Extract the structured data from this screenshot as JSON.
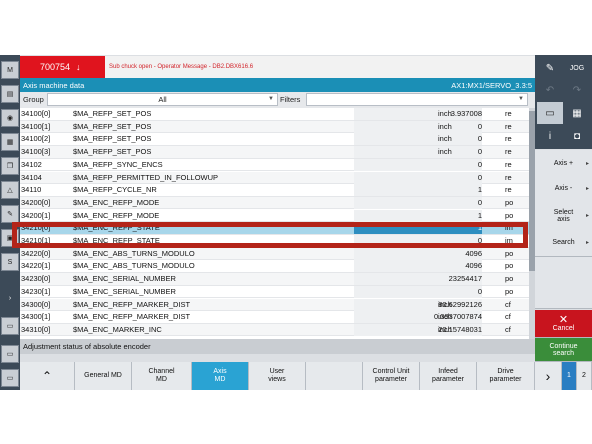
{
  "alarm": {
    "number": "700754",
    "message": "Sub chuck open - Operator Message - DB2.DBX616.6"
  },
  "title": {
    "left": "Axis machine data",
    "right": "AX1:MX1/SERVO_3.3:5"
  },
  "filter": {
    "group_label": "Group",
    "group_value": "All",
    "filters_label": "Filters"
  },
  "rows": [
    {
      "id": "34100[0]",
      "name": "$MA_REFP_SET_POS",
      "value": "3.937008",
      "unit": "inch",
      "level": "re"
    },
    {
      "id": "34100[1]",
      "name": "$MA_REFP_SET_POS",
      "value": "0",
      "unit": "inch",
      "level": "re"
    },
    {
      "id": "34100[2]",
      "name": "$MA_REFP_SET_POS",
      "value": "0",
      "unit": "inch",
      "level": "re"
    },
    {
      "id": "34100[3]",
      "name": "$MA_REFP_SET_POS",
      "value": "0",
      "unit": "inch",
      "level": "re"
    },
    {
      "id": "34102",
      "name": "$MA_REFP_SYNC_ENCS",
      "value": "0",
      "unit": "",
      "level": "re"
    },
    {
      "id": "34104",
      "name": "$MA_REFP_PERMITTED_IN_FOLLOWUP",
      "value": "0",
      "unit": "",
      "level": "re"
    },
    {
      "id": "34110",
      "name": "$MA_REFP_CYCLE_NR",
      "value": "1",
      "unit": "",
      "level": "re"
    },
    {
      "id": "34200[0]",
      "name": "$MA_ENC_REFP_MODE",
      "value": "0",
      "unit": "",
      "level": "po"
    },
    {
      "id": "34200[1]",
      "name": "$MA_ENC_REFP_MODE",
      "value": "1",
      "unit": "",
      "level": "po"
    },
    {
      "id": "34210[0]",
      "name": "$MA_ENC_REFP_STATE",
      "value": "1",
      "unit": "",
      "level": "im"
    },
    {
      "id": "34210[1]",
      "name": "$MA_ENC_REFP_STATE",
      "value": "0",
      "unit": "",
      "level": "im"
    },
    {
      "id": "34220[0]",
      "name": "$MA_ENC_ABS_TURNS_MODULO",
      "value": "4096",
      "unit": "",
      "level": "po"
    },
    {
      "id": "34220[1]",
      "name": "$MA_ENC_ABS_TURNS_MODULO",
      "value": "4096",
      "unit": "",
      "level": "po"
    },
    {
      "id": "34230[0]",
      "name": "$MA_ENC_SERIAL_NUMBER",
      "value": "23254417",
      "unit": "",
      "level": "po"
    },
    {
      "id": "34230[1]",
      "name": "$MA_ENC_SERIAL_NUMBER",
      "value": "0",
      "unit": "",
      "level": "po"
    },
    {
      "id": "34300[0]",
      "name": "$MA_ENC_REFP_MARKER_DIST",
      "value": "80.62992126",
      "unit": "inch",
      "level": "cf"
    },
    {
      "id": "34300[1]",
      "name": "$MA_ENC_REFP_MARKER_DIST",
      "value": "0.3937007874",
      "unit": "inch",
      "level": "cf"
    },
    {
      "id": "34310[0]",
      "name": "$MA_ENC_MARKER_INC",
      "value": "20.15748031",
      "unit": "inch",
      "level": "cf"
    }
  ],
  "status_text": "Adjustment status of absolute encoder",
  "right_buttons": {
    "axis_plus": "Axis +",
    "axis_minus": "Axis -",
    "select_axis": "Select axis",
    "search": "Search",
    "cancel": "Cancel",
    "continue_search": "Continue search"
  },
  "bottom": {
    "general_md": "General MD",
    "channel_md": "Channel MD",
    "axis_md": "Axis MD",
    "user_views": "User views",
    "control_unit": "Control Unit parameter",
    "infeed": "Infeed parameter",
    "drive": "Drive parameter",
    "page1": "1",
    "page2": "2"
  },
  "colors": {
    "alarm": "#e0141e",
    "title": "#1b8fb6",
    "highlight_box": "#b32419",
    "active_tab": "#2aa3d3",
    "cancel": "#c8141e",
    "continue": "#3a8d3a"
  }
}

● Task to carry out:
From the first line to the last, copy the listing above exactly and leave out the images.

● Result:
Extract the structured data from this screenshot as JSON.
{
  "alarm": {
    "number": "700754",
    "message": "Sub chuck open - Operator Message - DB2.DBX616.6"
  },
  "title": {
    "left": "Axis machine data",
    "right": "AX1:MX1/SERVO_3.3:5"
  },
  "filter": {
    "group_label": "Group",
    "group_value": "All",
    "filters_label": "Filters"
  },
  "rows": [
    {
      "id": "34100[0]",
      "name": "$MA_REFP_SET_POS",
      "value": "3.937008",
      "unit": "inch",
      "level": "re"
    },
    {
      "id": "34100[1]",
      "name": "$MA_REFP_SET_POS",
      "value": "0",
      "unit": "inch",
      "level": "re"
    },
    {
      "id": "34100[2]",
      "name": "$MA_REFP_SET_POS",
      "value": "0",
      "unit": "inch",
      "level": "re"
    },
    {
      "id": "34100[3]",
      "name": "$MA_REFP_SET_POS",
      "value": "0",
      "unit": "inch",
      "level": "re"
    },
    {
      "id": "34102",
      "name": "$MA_REFP_SYNC_ENCS",
      "value": "0",
      "unit": "",
      "level": "re"
    },
    {
      "id": "34104",
      "name": "$MA_REFP_PERMITTED_IN_FOLLOWUP",
      "value": "0",
      "unit": "",
      "level": "re"
    },
    {
      "id": "34110",
      "name": "$MA_REFP_CYCLE_NR",
      "value": "1",
      "unit": "",
      "level": "re"
    },
    {
      "id": "34200[0]",
      "name": "$MA_ENC_REFP_MODE",
      "value": "0",
      "unit": "",
      "level": "po"
    },
    {
      "id": "34200[1]",
      "name": "$MA_ENC_REFP_MODE",
      "value": "1",
      "unit": "",
      "level": "po"
    },
    {
      "id": "34210[0]",
      "name": "$MA_ENC_REFP_STATE",
      "value": "1",
      "unit": "",
      "level": "im"
    },
    {
      "id": "34210[1]",
      "name": "$MA_ENC_REFP_STATE",
      "value": "0",
      "unit": "",
      "level": "im"
    },
    {
      "id": "34220[0]",
      "name": "$MA_ENC_ABS_TURNS_MODULO",
      "value": "4096",
      "unit": "",
      "level": "po"
    },
    {
      "id": "34220[1]",
      "name": "$MA_ENC_ABS_TURNS_MODULO",
      "value": "4096",
      "unit": "",
      "level": "po"
    },
    {
      "id": "34230[0]",
      "name": "$MA_ENC_SERIAL_NUMBER",
      "value": "23254417",
      "unit": "",
      "level": "po"
    },
    {
      "id": "34230[1]",
      "name": "$MA_ENC_SERIAL_NUMBER",
      "value": "0",
      "unit": "",
      "level": "po"
    },
    {
      "id": "34300[0]",
      "name": "$MA_ENC_REFP_MARKER_DIST",
      "value": "80.62992126",
      "unit": "inch",
      "level": "cf"
    },
    {
      "id": "34300[1]",
      "name": "$MA_ENC_REFP_MARKER_DIST",
      "value": "0.3937007874",
      "unit": "inch",
      "level": "cf"
    },
    {
      "id": "34310[0]",
      "name": "$MA_ENC_MARKER_INC",
      "value": "20.15748031",
      "unit": "inch",
      "level": "cf"
    }
  ],
  "status_text": "Adjustment status of absolute encoder",
  "right_buttons": {
    "axis_plus": "Axis +",
    "axis_minus": "Axis -",
    "select_axis": "Select axis",
    "search": "Search",
    "cancel": "Cancel",
    "continue_search": "Continue search"
  },
  "bottom": {
    "general_md": "General MD",
    "channel_md": "Channel MD",
    "axis_md": "Axis MD",
    "user_views": "User views",
    "control_unit": "Control Unit parameter",
    "infeed": "Infeed parameter",
    "drive": "Drive parameter",
    "page1": "1",
    "page2": "2"
  },
  "colors": {
    "alarm": "#e0141e",
    "title": "#1b8fb6",
    "highlight_box": "#b32419",
    "active_tab": "#2aa3d3",
    "cancel": "#c8141e",
    "continue": "#3a8d3a"
  }
}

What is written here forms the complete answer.